*Exercise brief:* Could you return each line of the material that has "warning" in it?

*Input for this task:*
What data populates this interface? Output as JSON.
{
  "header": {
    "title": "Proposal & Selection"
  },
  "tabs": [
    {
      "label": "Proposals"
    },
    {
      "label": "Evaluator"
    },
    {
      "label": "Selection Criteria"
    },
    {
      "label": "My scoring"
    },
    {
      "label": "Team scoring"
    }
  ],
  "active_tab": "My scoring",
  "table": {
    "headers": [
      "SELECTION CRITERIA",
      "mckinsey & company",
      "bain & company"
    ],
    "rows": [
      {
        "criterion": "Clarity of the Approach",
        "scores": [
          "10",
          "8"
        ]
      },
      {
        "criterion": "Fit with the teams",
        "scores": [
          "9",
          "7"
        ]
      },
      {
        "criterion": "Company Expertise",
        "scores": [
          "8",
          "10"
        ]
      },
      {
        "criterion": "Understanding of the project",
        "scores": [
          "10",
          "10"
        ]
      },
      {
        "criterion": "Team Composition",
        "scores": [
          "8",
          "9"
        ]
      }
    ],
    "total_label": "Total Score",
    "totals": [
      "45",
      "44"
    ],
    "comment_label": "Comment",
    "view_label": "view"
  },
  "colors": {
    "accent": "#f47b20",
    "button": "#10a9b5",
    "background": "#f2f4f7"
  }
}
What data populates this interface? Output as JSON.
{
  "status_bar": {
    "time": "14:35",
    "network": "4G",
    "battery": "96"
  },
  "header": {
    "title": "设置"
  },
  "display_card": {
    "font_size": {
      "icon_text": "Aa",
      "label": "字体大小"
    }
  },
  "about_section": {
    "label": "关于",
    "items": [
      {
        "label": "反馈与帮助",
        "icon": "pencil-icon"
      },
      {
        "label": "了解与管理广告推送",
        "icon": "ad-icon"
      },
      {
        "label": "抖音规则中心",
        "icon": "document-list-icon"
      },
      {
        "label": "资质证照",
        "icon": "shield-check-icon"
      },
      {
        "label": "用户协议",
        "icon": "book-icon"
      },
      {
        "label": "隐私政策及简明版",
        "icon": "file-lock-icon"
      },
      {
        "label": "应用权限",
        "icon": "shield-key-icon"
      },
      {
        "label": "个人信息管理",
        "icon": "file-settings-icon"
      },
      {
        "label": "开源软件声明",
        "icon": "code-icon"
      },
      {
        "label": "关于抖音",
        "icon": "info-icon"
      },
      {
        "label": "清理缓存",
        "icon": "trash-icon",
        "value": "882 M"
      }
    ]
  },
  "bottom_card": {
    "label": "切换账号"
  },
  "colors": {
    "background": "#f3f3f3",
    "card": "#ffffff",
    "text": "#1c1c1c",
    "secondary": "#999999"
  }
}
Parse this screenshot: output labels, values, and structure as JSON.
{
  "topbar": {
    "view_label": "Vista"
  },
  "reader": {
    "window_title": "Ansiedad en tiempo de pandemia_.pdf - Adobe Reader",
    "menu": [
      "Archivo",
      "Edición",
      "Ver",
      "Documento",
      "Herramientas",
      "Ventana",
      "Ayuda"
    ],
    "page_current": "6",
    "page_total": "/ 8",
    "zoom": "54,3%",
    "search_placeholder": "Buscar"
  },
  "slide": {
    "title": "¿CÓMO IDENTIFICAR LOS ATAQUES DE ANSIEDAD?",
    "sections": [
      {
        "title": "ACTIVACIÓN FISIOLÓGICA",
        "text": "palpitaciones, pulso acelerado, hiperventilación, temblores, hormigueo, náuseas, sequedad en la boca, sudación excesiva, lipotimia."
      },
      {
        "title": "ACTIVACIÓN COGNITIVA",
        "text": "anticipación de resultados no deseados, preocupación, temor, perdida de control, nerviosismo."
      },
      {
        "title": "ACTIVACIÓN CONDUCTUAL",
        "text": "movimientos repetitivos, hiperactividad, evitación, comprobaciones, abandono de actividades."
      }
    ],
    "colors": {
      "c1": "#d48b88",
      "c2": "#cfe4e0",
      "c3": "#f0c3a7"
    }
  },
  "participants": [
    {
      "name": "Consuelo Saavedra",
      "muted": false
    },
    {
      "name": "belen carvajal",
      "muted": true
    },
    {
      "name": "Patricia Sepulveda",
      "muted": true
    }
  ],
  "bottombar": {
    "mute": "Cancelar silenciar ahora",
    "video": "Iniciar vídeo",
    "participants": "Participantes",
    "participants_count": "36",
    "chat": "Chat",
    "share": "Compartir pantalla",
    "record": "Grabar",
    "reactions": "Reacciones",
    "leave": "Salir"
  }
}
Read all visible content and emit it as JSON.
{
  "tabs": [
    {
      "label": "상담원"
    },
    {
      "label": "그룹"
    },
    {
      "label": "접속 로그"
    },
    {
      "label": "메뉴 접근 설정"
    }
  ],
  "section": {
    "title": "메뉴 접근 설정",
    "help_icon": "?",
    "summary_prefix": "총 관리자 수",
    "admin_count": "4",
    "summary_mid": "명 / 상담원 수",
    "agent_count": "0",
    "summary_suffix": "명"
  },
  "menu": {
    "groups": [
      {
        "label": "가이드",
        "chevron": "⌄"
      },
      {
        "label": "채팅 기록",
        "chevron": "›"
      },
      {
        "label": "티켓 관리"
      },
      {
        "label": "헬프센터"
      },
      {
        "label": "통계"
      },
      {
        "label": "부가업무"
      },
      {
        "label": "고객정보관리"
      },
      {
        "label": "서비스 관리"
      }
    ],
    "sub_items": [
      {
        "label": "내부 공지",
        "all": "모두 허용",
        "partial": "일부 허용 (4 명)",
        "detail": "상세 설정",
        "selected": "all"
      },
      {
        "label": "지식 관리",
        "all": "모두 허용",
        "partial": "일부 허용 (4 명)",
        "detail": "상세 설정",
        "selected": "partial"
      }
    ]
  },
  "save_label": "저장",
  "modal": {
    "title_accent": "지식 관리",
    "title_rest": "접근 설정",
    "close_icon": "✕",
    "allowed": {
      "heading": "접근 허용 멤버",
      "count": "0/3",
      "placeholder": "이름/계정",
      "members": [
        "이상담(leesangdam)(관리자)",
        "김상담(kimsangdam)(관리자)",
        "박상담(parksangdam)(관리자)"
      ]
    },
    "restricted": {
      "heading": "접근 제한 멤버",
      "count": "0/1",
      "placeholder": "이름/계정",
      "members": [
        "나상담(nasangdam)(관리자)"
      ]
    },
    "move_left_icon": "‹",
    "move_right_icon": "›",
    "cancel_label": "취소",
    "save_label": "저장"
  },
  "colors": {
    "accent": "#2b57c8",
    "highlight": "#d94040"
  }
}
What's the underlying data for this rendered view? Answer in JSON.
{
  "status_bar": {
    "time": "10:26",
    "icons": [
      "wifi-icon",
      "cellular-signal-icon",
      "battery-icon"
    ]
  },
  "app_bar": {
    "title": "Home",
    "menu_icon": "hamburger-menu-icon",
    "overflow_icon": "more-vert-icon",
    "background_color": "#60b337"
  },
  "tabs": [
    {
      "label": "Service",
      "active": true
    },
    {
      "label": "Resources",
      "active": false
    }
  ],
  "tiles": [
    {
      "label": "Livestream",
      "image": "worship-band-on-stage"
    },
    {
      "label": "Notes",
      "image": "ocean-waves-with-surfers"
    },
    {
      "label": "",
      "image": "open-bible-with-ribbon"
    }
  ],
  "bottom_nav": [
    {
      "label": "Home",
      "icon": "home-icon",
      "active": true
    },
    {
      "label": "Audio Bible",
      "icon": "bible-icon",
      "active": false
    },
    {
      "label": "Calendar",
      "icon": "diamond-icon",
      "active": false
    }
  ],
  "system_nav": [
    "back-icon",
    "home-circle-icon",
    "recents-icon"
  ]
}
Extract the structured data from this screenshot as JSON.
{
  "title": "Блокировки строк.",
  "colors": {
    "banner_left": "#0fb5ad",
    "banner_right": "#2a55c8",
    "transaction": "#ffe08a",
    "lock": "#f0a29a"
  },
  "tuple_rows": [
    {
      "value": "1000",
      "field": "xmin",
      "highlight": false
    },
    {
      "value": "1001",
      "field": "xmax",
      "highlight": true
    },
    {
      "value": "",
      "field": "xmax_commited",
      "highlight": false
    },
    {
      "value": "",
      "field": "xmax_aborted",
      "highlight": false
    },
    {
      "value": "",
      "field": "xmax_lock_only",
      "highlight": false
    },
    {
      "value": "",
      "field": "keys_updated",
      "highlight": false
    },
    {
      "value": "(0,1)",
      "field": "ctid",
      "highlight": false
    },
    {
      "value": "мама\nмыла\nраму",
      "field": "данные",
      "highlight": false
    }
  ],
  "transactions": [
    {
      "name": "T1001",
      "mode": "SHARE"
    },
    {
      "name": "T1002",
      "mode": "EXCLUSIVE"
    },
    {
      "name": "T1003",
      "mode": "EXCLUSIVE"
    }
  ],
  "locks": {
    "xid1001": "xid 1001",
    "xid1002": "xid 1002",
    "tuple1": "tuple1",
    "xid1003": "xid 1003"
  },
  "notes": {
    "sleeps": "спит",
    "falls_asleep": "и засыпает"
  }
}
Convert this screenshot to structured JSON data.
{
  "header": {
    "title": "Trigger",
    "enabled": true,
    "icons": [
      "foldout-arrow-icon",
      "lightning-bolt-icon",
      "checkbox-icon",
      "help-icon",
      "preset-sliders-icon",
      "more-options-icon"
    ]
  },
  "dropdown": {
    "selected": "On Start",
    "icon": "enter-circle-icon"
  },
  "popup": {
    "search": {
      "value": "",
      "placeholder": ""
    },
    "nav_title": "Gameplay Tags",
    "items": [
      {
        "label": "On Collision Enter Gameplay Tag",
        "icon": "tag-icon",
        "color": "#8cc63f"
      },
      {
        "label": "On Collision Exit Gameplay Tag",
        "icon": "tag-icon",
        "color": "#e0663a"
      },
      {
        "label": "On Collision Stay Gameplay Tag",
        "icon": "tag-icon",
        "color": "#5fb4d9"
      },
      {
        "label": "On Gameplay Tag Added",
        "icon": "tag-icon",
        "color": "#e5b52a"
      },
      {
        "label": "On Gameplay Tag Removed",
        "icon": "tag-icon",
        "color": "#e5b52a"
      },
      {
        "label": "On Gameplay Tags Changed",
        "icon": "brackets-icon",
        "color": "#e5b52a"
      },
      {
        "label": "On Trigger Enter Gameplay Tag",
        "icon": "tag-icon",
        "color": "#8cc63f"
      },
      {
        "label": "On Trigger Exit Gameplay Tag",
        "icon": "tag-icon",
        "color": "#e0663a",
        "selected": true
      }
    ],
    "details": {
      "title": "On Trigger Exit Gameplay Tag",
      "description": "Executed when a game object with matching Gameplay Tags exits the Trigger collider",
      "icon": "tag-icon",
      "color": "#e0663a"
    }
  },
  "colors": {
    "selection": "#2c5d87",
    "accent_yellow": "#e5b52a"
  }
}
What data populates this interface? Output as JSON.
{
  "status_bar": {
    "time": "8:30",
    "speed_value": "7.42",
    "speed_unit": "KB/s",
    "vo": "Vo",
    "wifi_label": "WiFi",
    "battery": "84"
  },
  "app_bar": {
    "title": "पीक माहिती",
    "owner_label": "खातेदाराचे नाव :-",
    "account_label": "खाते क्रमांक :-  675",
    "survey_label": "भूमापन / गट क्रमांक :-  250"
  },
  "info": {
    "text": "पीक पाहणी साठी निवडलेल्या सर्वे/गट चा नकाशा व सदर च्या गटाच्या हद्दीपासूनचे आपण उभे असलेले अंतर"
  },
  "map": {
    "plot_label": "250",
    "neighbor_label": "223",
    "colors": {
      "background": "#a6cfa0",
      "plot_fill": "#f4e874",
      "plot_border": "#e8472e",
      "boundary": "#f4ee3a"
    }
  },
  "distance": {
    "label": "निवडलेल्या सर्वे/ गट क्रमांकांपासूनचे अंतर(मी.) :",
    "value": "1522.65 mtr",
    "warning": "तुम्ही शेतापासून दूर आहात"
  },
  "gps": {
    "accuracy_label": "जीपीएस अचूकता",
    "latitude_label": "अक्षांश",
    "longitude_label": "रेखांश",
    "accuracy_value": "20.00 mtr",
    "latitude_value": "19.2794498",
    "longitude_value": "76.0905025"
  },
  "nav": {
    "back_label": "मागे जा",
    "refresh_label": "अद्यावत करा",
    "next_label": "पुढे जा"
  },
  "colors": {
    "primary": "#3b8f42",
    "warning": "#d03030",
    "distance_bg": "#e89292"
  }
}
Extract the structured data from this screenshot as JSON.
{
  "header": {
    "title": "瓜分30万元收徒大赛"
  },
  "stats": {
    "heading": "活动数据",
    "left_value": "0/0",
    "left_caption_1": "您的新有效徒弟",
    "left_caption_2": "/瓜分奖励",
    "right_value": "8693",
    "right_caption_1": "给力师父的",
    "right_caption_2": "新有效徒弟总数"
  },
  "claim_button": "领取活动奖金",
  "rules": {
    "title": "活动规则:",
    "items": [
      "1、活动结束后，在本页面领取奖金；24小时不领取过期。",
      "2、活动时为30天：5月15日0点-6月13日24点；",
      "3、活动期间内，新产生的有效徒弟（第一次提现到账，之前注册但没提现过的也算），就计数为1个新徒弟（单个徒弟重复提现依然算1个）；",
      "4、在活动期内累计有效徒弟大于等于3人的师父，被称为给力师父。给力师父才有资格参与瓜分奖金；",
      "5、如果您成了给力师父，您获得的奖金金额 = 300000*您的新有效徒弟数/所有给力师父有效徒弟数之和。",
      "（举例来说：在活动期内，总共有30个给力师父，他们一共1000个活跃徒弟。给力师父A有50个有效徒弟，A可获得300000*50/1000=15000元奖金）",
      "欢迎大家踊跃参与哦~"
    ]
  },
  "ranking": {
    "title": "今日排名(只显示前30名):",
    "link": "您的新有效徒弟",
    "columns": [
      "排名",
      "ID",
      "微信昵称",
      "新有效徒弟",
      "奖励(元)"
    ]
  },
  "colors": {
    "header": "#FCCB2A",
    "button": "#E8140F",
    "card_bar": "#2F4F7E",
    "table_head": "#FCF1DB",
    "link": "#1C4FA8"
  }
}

*Solved exercise:*
    "warning": "तुम्ही शेतापासून दूर आहात"
    "warning": "#d03030",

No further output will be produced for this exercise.